Congenital hypothyroidism (CHT): heel prick screening
About congenital hypothyroidism
Babies born with congenital hypothyroidism (CHT) do not make enough of the hormone thyroxine. Thyroxine is an important chemical made by a gland in the neck called the thyroid gland.
Babies with CHT may not have a fully formed thyroid gland, or it may be missing. Sometimes the gland is normally formed and in the right place but may not be producing thyroxine.
Babies who do not produce enough thyroxine can have growth problems as well as physical and mental disabilities.
Babies born in Ireland with CHT
Around 1 in every 2,300 babies born in Ireland has CHT.
Unlike the other conditions we screen for, only a very small number of CHT cases are inherited – most occur spontaneously.
How heel prick screening can help
If the heel prick suggests your baby may have CHT, they will be referred to a specialist.
If CHT is confirmed, your baby can get medication to replace the missing hormone, thyroxine.
If treatment starts early, your baby will develop normally.

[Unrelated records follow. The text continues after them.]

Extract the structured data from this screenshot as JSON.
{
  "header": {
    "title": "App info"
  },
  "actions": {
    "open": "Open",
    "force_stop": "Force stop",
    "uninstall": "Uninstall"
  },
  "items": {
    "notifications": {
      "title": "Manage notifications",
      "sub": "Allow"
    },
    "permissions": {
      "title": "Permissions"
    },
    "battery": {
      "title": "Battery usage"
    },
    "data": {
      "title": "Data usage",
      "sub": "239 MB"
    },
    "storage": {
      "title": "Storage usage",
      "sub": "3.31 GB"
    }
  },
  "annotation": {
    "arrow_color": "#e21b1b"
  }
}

The treatment is usually for life and the dose is adjusted as the baby grows.